Maha Prajnaparamita Sastra

by Gelongma Karma Migme Chödrön | 2001 | 940,961 words

This page describes “apalala (king of the nagas) and alala (protector of magadha)” as written by Nagarjuna in his Maha-prajnaparamita-sastra (lit. “the treatise on the great virtue of wisdom”) in the 2nd century. This book, written in five volumes, represents an encyclopedia on Buddhism as well as a commentary on the Pancavimsatisahasrika Prajnaparamita.

Appendix 8 - Apalāla (king of the nāgas) and Alāla (protector of Magadha)

Note: this appendix was extracted from a note at Chapter V part 5.

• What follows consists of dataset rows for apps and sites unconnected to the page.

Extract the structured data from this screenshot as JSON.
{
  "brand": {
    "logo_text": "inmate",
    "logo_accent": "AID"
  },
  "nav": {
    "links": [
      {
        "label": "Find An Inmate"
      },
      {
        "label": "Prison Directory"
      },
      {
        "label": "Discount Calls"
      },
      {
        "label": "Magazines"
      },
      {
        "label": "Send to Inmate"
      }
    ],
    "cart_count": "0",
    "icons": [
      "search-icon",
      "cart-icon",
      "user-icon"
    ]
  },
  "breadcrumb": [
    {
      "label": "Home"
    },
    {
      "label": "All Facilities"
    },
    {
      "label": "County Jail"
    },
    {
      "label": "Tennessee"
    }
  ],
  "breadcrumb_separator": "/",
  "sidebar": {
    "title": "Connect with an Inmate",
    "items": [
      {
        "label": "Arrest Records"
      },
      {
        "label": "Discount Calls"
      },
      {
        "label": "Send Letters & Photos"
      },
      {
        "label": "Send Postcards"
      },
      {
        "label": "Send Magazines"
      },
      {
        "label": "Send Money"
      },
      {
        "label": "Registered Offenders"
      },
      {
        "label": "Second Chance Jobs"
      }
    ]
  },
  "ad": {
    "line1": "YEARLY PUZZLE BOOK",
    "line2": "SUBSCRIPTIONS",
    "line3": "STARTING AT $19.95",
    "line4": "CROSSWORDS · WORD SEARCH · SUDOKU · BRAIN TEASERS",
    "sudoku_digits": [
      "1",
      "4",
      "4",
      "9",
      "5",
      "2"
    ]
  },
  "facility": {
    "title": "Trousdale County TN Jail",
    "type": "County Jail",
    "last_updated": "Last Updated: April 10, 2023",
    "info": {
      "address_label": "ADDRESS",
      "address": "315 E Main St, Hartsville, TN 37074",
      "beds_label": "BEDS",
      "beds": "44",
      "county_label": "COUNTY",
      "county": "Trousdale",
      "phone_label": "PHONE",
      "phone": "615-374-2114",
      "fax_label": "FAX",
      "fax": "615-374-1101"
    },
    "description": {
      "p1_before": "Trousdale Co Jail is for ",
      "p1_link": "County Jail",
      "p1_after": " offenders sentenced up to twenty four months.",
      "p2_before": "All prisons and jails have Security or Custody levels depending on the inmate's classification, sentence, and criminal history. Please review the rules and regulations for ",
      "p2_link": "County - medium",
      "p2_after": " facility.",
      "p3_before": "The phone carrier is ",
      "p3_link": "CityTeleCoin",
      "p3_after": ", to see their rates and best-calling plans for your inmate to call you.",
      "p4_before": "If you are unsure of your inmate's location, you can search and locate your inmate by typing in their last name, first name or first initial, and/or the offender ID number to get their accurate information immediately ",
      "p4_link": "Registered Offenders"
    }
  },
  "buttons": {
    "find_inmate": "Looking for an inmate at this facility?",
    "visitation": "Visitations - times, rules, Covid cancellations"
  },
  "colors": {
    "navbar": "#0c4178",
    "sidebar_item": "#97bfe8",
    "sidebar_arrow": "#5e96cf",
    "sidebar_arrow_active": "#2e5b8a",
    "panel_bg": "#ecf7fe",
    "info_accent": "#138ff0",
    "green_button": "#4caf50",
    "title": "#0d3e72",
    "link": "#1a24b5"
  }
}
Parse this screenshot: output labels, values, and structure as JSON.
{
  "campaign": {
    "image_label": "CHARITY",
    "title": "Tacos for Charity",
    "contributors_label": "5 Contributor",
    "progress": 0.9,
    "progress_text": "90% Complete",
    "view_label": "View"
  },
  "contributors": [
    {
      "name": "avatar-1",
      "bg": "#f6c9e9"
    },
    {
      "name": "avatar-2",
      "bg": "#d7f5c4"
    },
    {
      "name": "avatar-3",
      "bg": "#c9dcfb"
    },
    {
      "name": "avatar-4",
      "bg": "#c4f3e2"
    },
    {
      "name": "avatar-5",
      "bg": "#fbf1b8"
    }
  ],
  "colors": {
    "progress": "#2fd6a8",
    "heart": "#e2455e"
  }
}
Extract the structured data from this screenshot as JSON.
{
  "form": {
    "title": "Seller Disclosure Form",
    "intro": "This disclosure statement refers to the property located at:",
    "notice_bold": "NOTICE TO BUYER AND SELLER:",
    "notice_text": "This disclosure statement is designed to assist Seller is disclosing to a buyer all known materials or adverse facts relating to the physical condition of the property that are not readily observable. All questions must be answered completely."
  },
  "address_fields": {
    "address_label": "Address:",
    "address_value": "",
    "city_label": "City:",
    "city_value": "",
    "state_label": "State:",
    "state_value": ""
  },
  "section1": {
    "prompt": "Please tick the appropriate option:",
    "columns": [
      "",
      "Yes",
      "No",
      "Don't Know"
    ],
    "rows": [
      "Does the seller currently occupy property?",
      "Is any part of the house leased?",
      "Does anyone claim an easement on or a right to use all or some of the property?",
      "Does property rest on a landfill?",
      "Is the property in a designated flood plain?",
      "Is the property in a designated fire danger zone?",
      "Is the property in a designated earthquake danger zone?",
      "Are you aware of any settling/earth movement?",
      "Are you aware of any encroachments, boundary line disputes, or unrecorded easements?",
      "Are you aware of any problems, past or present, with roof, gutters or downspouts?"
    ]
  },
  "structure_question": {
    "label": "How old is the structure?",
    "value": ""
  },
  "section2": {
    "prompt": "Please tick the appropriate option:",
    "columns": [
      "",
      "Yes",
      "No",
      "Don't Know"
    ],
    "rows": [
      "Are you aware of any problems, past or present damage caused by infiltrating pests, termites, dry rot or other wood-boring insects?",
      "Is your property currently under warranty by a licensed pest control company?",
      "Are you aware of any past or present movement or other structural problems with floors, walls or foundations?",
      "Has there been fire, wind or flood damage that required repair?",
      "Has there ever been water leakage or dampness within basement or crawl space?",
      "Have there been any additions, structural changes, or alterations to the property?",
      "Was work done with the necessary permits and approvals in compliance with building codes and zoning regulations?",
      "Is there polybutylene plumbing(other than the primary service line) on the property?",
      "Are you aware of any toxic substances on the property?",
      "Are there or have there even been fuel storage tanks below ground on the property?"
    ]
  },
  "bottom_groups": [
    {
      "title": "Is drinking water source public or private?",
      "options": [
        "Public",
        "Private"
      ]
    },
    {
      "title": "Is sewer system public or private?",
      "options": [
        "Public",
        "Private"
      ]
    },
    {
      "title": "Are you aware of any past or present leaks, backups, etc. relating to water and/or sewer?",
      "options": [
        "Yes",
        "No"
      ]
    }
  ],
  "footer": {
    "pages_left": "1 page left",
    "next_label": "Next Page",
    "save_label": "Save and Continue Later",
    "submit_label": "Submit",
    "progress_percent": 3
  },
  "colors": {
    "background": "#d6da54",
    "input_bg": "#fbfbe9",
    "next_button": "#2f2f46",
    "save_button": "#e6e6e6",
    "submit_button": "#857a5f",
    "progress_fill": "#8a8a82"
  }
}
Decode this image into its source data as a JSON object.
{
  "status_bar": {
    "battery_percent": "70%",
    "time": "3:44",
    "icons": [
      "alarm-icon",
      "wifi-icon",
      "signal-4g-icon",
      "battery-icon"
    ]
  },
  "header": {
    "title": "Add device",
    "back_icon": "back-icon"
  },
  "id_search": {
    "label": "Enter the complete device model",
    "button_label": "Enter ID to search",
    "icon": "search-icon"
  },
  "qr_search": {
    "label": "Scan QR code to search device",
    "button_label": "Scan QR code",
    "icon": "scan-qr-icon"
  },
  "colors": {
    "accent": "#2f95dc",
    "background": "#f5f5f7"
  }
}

Evidently this (Apalāla) is the serpent Alāla, protector of Magadha. The story of his conversion is told in the P’ou sa pen hing king, T 155, k. 2, p. 116a–119a, and summarized in Hôbôgirin, Aharara, p. 10, in the following words: The pool of Yeou lien, near Rājagṛha, is the home of a dragon named Sundara which destroyed the crops in the Magadha. A brahmin subdued it by means his magic and the population rewarded him with gifts, but when the Buddha was about to establish Rajāgṛha, his beneficent activity sufficed to repress the activity of the dragon and the people stopped offering gifts to the brahmin. Irritated, he vowed to become a dragon along with his wife and two children; to be assured of the realization of this vow, he acquired the merit of offering a meal to the Buddha’s four great disciples. Then he took the place of the dragon Sundara and began to ravage the crops, of which he left only the straw, hence his name Palāla ‘Without straw’; his wife, changed into a dragon, received the name Pi cheou ni, and one of his sons, the name K’i chan ni. King Ajātaśatru asked the Buddha for help; aided by Vajrapāni, who split the mountain with his thunderbolt, the Buddha subjugated the dragon, his wife and children, and all the dragons and demonic creators of illnesses were saved in the neighboring kingdom of Vaiśālī.

– A somewhat different story, but also located in Magadha, is told in a commentary on the Ekottarāgama, the Fen pie kong tö louen, T 1507, k. 5, p. 559): The brahmin Fan che, who had taken birth in the form of the dragon Apalāla and ravaged the crops in Magadha, was transported to the north-west of India: the Mppś, below at k. 9, p. 126b, tells us that the Buddha went to north-western India to the land of Yue tche and there subjugated the king of the dragons, Apalāla. A large number of texts tell this legend of the north-west of India: Ken pen chouo… yao che, T 1448, k. 9, p. 40b (tr. in Przysluski, ibid., p. 510): In northern India, the dragon Apalāla, vanquished by the Buddha aided by the yakṣa Vajrapāṇi, was converted along with his wife and children. [The Buddha predicted that one hundred years after his nirvāṇa, the disciple Madhyāntika would convert the poisonous dragon Huruta in Kaṣmir].

– Several texts allude to this episode: Divyāvadāna, p. 348, 385; Tsa a han, T 99 (no. 604), k. 23, p. 165b22; Legend of Aśoka in T 2942, k. 1, p. 102b and T 2043, k. 2, p. 135b.

Hiuan tsang locates in a pool near the sources of the Śubhavastu (Swāt) the place where the Buddha, with the aid of Vajrapāṇi’s thunderbolt, tamed the dragon Apālala, the reincarnation of the brahmin Gāṅgi. However, in order to assure his livelihood, the Buddha permitted him to raise a storm every twelve years (Si yu ki, T 2087, k. 3, 882b–c; tr. Beal, I, p. 122; Watters, I, p. 229).

Other dragons, also tamed by the Buddha, are possibly identical with Apalāla; for example, the dragon Aravāla that ravaged Kaśmir and was tamed by Madhyāntika (Samantapasādikā, I, p. 65; Mahāvaṃsa, XII, v. 9–20, tr. Geiger, p. 82; Chan kien p’i p’ cha liu, T 1462, k. 2, p. 685a, tr. by Przyluski, N.-O. de l’Inde, p. 562), and the dragon Ho lo (53 and 10; 122 and 14), [probably Aravāla], converted by the Buddha (Hien kie king, T 425, k. 4, p. 30b). For the monuments, see Foucher, Art Gréco-bouddhique, I, p. 544–553.